Strong emphasis is placed upon recruitment and selection of trainees with superior records who have expressed or demonstrated commitment to research careers. Because the program is supported by an NIH training grant, only applicants who are U.S. citizens or permanent residents can be considered. Applicant interests may be in areas of basic science, translational research, or clinical research. The program has four positions, typically split evenly between PhDs from basic science departments and MDs from clinical departments.
Application is made through the individual preceptor or department.
For departments other than Medicine, application is made for a residency or fellowship through the department.
- Pediatric Endocrinology
- Department of Surgery
- Adult Diabetes, Endocrinology, & Metabolism
A three year program is offered that encompasses both clinical and research training designed to prepare the fellow for a career in academic endocrinology.
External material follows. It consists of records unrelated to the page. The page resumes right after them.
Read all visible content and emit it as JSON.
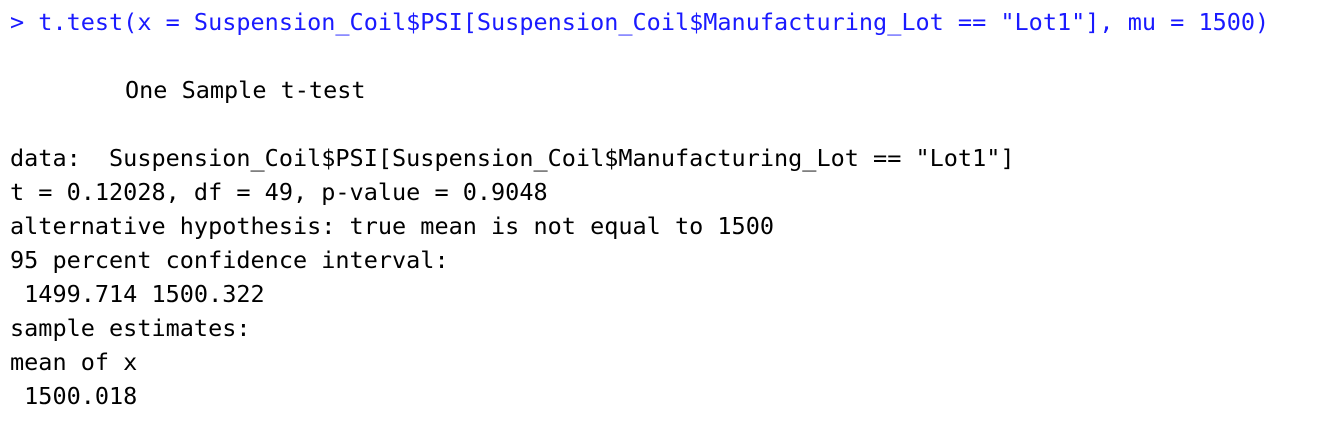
{
  "console": {
    "prompt": "> ",
    "command": "t.test(x = Suspension_Coil$PSI[Suspension_Coil$Manufacturing_Lot == \"Lot1\"], mu = 1500)",
    "output": {
      "title": "One Sample t-test",
      "data_line": "data:  Suspension_Coil$PSI[Suspension_Coil$Manufacturing_Lot == \"Lot1\"]",
      "stats_line": "t = 0.12028, df = 49, p-value = 0.9048",
      "alternative_line": "alternative hypothesis: true mean is not equal to 1500",
      "ci_label": "95 percent confidence interval:",
      "ci_values": " 1499.714 1500.322",
      "estimates_label": "sample estimates:",
      "estimates_header": "mean of x",
      "estimates_value": " 1500.018"
    },
    "colors": {
      "command": "#1a1aff",
      "output": "#000000",
      "background": "#ffffff"
    }
  }
}
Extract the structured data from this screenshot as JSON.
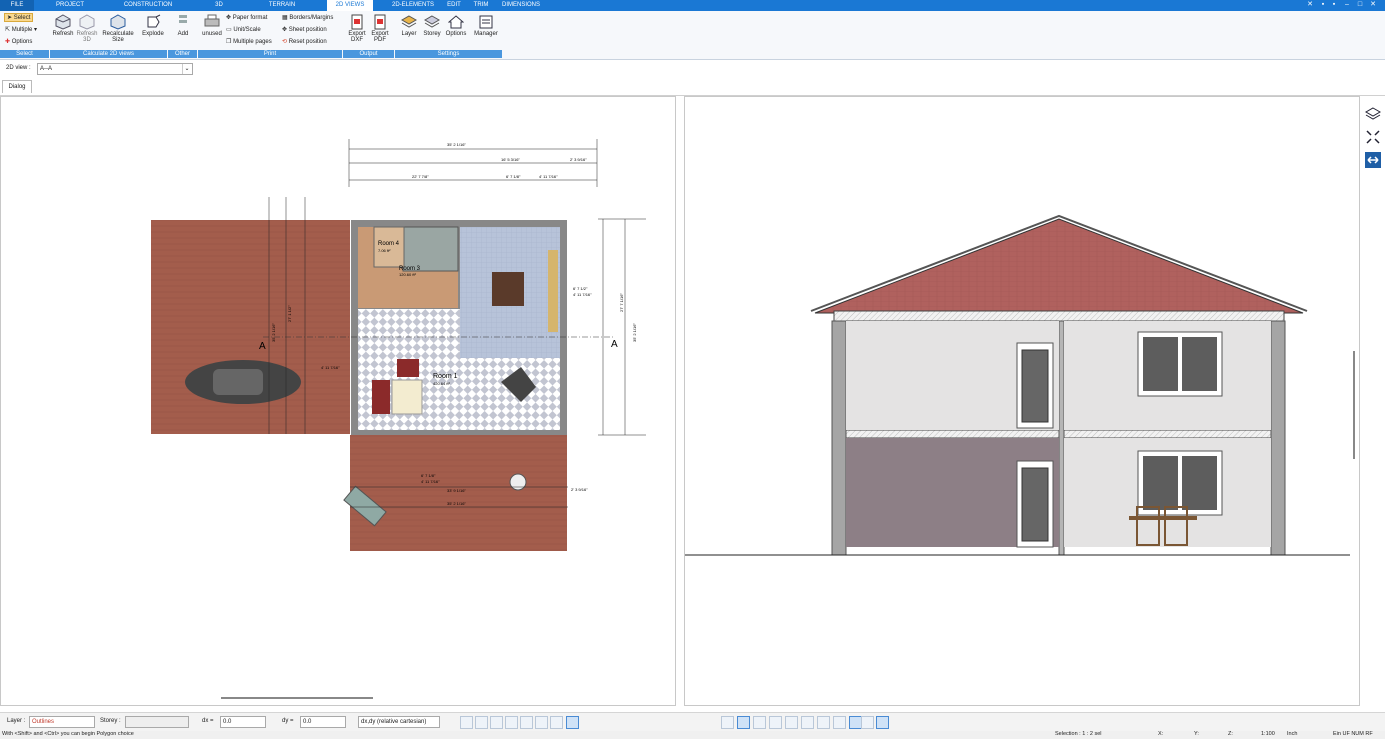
{
  "menubar": {
    "tabs": [
      "FILE",
      "PROJECT",
      "CONSTRUCTION",
      "3D",
      "TERRAIN",
      "2D VIEWS",
      "2D-ELEMENTS",
      "EDIT",
      "TRIM",
      "DIMENSIONS"
    ],
    "active_tab": "2D VIEWS"
  },
  "ribbon": {
    "select": {
      "select": "Select",
      "multiple": "Multiple",
      "options": "Options",
      "group": "Select"
    },
    "calc": {
      "refresh": "Refresh",
      "refresh3d": "Refresh 3D",
      "recalc": "Recalculate Size",
      "explode": "Explode",
      "group": "Calculate 2D views"
    },
    "other": {
      "add": "Add",
      "group": "Other"
    },
    "print": {
      "unused": "unused",
      "paper": "Paper format",
      "unit": "Unit/Scale",
      "multiple": "Multiple pages",
      "borders": "Borders/Margins",
      "sheet": "Sheet position",
      "reset": "Reset position",
      "group": "Print"
    },
    "output": {
      "dxf": "Export DXF",
      "pdf": "Export PDF",
      "group": "Output"
    },
    "settings": {
      "layer": "Layer",
      "storey": "Storey",
      "options": "Options",
      "manager": "Manager",
      "group": "Settings"
    }
  },
  "view_selector": {
    "label": "2D view :",
    "value": "A--A"
  },
  "dialog_tab": "Dialog",
  "plan": {
    "room4": "Room 4",
    "room4_area": "7.06 ft²",
    "room3": "Room 3",
    "room3_area": "120.60 ft²",
    "room1": "Room 1",
    "room1_area": "420.64 ft²",
    "section_left": "A",
    "section_right": "A",
    "dims_top": [
      "35' 2 1/16\"",
      "22' 7 7/8\"",
      "6' 7 1/8\"",
      "4' 11 7/16\"",
      "16' 5 3/16\"",
      "2' 3 9/16\""
    ],
    "dims_bottom": [
      "33' 9 1/16\"",
      "35' 2 1/16\"",
      "6' 7 1/8\"",
      "4' 11 7/16\"",
      "2' 3 9/16\""
    ],
    "dims_right": [
      "35' 2 1/16\"",
      "27' 7 1/16\"",
      "6' 7 1/2\"",
      "4' 11 7/16\""
    ],
    "dims_left": [
      "35' 2 1/16\"",
      "27' 1 1/2\"",
      "4' 11 7/16\""
    ]
  },
  "bottom": {
    "layer_label": "Layer :",
    "layer_value": "Outlines",
    "storey_label": "Storey :",
    "dx_label": "dx =",
    "dx_value": "0.0",
    "dy_label": "dy =",
    "dy_value": "0.0",
    "coord_mode": "dx,dy (relative cartesian)"
  },
  "status": {
    "hint": "With <Shift> and <Ctrl> you can begin Polygon choice",
    "selection": "Selection : 1 : 2 sel",
    "x": "X:",
    "y": "Y:",
    "z": "Z:",
    "scale": "1:100",
    "unit": "Inch",
    "flags": "Ein   UF   NUM   RF"
  },
  "colors": {
    "accent": "#1a78d4",
    "roof": "#b0615e",
    "floor": "#9d5b4f",
    "wall_dark": "#8d7f86"
  }
}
Clinical training occurs mostly in the first year, followed by two years of research training, which may be funded by the DEP training grant. Clinical training continues at a lower level during the second and third years of research training. Clinical training is designed to prepare the fellow to sit for the boards in Diabetes, Endocrinology and Metabolism.Trainees for this program must have completed two or three years of an ACGME-accredited internal medicine training program.
Application for fellowship training is made through the ERAS, Electronic Residency Application Service of the American Association of Medical Colleges. Required for application are a CV, medical and graduate school transcripts, at least three letters of recommendation, and a personal statement. Applications are accepted in ERAS starting July 1, with match date early in December for a start date for the fellowship the following July 1, seven months later. Most adult Endocrinology programs now participate in the NRMP, National Residency Matching Program, so applicants must register in the fellowship track of this program, as well.
Research training is offered across a variety of disciplines and disease-oriented fields. These include hormone action in humans as it relates to diabetes, animal models of disease, islet biology, intermediary metabolism, micronutrient effects on metabolic disease, metabolic regulation, molecular genetics of metabolic diseases, clinical research in diabetes and obesity, and translation of diabetes care delivery. Research projects are designed by the trainee and preceptor. Many of the training faculty in the basic sciences have projects that translate directly to human biology or disease, and many preceptors in clinical departments have research programs that are firmly rooted in the basic sciences. Collaborative projects with researchers in the basic science departments are arranged if they can provide the trainee with new skills necessary for their main project.
All trainees are encouraged to consider alternate degree programs as part of their training, such as study leading to the Master in Public Health or Master in Clinical Science Investigation offered at Vanderbilt. The program is also enriched by the presence of numerous core facilities at Vanderbilt and under the VDRC. These include the Vanderbilt Clinical Research Center, where both inpatient and outpatient research may be performed, and VDRC-supported cores, which provide metabolic assays, develop knockout or transgenic mice, and assist with complex metabolic phenotyping of research animals. Mandatory training is also provided in the ethical conduct of research, biohazards and safety. Finally, the program is enriched by the activities of the Vanderbilt Diabetes Center, which include a weekly research speaker program and an annual Diabetes Day symposium where trainees present their work.